[Stored records]
-=-=-=-=-

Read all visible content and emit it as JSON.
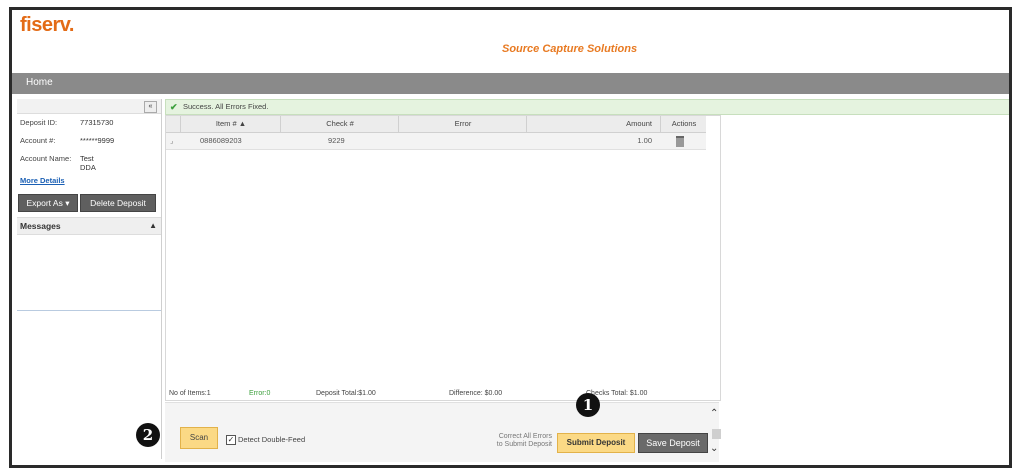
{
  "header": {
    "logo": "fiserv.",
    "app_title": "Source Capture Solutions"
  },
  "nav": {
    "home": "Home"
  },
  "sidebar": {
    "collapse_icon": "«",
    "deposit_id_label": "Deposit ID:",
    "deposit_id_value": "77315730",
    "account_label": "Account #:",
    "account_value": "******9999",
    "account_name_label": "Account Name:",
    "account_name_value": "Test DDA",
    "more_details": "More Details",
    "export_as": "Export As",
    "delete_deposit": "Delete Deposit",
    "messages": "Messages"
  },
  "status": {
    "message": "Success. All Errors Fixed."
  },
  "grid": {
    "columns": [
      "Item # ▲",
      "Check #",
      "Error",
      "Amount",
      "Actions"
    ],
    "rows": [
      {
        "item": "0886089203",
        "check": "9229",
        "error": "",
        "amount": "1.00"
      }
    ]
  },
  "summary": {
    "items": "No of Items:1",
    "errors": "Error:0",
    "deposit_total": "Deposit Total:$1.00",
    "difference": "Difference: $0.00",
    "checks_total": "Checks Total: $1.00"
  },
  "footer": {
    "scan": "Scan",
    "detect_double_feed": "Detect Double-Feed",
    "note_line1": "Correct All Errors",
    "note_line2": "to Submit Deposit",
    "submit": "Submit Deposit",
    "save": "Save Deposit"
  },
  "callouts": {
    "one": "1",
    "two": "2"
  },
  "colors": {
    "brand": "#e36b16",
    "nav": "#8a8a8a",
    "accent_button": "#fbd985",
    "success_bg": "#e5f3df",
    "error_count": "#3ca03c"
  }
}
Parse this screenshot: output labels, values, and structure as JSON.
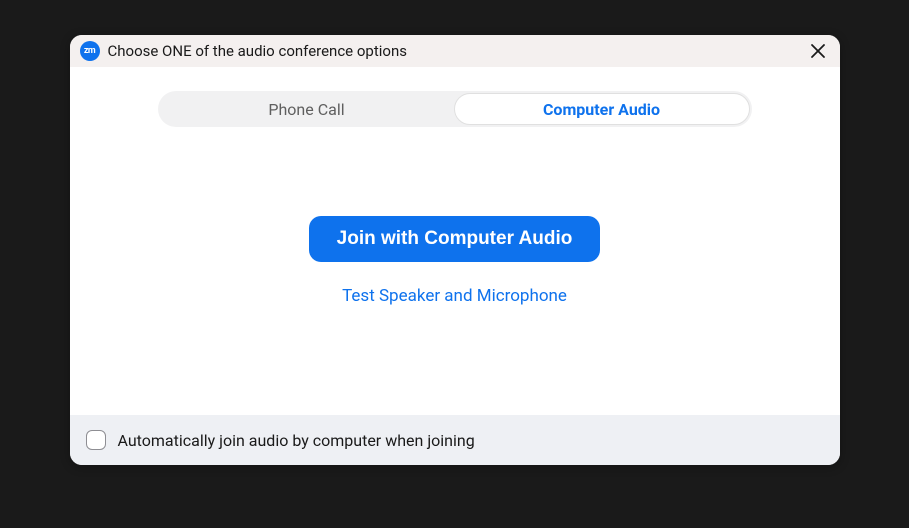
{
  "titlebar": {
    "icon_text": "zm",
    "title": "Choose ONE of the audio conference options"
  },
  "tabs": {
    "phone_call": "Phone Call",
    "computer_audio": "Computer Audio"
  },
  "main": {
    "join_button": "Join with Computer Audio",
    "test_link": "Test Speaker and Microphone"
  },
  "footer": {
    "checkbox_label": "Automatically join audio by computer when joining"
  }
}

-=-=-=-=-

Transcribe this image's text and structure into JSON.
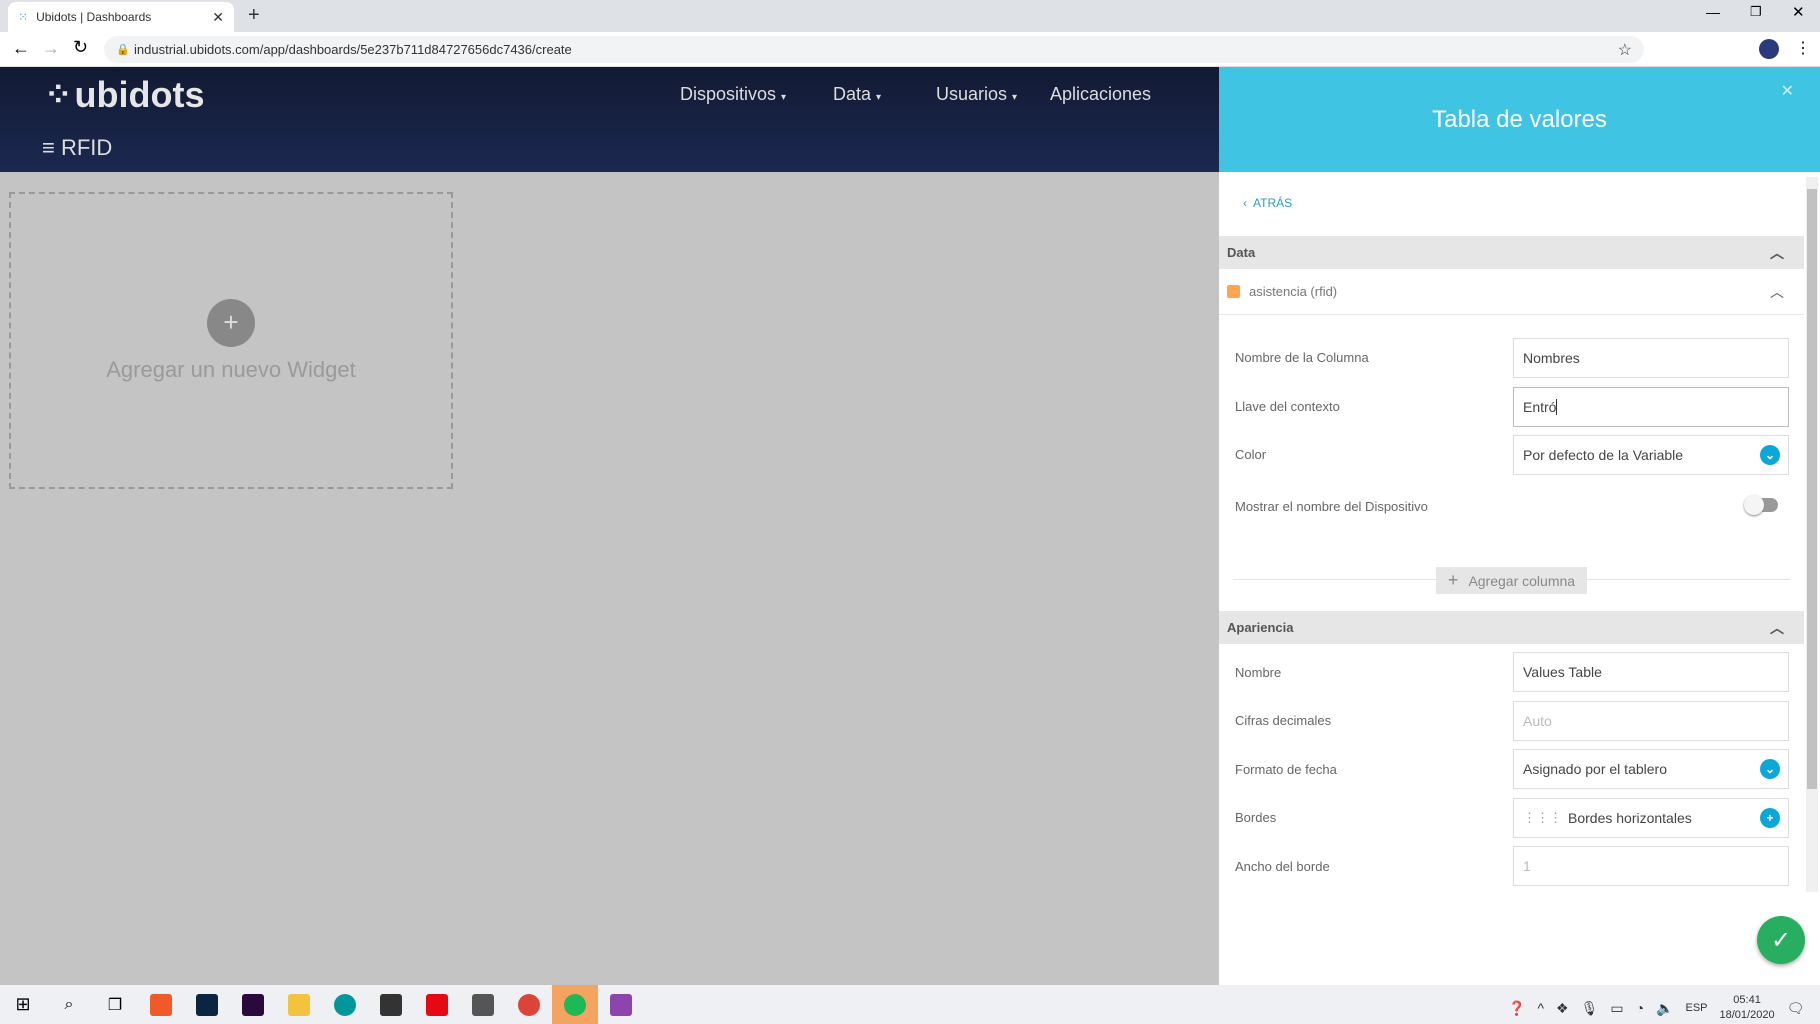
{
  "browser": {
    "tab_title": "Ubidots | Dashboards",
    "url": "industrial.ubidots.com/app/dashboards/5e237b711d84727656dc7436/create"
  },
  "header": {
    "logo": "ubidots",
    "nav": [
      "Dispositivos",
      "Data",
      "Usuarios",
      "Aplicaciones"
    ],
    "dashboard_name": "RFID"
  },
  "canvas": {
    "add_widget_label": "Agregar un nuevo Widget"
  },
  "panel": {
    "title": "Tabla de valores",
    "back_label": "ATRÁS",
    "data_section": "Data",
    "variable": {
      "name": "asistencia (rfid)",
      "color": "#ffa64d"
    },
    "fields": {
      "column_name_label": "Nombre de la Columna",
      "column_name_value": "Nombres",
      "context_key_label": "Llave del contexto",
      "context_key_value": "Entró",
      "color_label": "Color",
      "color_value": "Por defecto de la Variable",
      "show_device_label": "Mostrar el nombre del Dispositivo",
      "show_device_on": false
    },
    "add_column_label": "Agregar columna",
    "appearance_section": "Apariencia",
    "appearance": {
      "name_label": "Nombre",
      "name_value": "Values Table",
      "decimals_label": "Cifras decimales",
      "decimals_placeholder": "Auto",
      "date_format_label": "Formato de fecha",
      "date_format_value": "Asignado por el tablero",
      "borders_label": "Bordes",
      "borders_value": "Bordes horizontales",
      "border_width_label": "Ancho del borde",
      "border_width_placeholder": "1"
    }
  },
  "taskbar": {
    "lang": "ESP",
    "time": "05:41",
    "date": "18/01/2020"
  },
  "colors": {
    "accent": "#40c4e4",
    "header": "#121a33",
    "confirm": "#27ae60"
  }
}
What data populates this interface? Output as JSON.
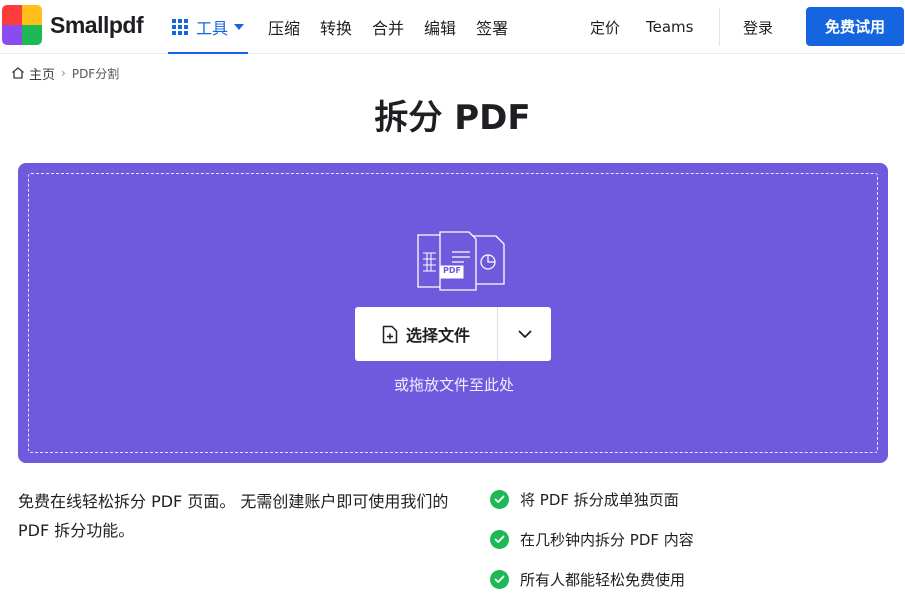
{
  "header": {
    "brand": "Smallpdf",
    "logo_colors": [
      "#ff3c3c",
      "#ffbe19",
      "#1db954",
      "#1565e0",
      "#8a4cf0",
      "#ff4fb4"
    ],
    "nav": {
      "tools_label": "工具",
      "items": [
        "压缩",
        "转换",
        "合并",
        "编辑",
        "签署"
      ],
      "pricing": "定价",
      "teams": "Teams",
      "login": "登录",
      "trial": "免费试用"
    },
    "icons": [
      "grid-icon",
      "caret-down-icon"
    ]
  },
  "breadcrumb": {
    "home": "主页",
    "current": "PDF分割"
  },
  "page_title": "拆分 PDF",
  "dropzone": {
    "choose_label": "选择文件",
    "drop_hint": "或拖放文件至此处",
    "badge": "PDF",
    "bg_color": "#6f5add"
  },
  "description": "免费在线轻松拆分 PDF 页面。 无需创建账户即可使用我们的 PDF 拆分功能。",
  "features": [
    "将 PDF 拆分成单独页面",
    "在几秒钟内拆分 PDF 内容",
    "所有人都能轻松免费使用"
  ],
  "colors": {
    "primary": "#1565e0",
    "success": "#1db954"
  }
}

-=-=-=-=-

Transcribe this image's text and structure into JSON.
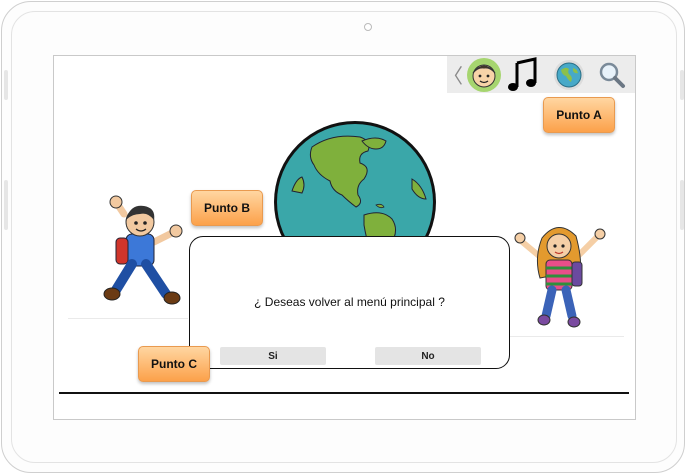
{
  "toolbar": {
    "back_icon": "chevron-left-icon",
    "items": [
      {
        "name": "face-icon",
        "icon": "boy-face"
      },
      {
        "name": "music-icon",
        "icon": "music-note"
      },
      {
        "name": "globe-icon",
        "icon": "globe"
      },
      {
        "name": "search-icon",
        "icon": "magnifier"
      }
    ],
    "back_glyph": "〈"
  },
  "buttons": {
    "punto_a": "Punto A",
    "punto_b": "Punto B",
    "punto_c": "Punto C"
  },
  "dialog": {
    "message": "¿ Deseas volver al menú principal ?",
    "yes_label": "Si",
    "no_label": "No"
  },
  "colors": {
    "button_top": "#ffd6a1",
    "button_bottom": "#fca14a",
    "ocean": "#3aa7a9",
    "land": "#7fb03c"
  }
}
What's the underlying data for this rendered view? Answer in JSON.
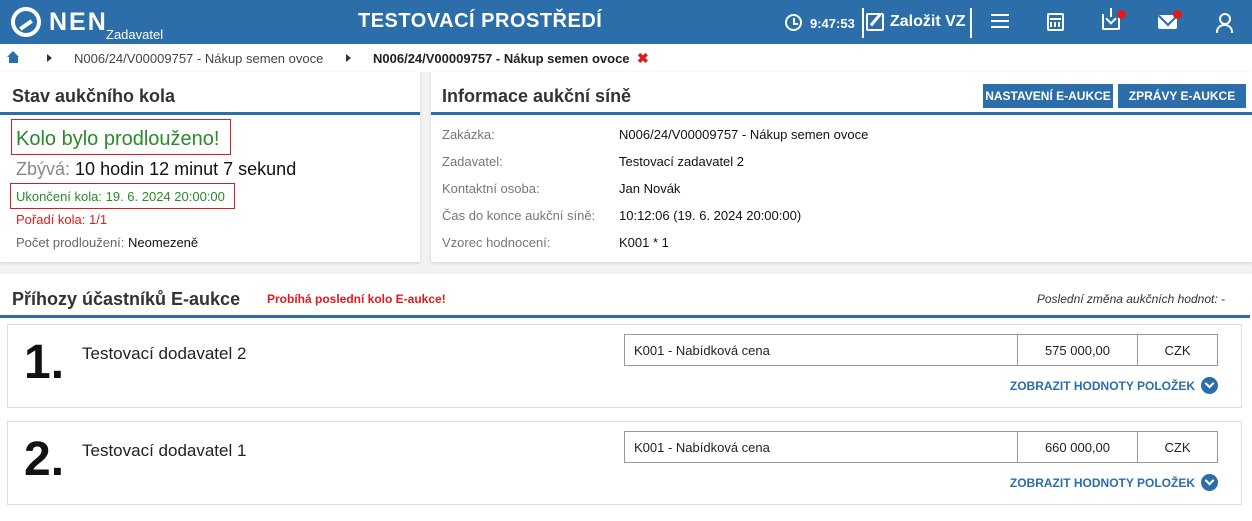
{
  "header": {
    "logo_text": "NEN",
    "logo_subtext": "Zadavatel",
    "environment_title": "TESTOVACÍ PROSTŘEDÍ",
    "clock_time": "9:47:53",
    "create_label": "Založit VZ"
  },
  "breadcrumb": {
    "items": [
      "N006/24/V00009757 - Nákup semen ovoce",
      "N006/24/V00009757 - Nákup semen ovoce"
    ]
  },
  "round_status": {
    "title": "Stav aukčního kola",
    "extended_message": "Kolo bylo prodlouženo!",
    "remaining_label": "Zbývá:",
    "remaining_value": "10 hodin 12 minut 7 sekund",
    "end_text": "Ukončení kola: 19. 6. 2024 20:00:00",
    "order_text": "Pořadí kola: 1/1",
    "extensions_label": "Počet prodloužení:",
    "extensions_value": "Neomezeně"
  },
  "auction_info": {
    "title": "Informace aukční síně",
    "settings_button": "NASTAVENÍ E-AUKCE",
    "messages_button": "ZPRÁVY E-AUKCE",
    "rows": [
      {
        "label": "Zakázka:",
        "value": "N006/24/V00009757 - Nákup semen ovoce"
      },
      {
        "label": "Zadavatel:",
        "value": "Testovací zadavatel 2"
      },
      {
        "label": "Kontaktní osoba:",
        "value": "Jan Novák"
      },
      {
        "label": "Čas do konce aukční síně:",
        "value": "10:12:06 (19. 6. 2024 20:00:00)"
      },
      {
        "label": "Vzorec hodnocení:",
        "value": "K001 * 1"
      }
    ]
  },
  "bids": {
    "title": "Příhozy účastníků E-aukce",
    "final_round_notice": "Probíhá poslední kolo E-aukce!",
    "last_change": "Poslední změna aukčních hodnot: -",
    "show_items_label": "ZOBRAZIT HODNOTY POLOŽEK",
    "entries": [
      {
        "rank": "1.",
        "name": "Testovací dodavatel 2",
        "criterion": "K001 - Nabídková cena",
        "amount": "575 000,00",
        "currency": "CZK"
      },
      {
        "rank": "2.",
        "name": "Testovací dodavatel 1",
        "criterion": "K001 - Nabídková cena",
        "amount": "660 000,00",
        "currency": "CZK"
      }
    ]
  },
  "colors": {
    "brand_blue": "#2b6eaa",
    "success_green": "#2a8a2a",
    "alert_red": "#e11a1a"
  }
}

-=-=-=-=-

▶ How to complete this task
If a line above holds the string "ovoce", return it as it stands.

▶ Task result
      "N006/24/V00009757 - Nákup semen ovoce",
      "N006/24/V00009757 - Nákup semen ovoce"
        "value": "N006/24/V00009757 - Nákup semen ovoce"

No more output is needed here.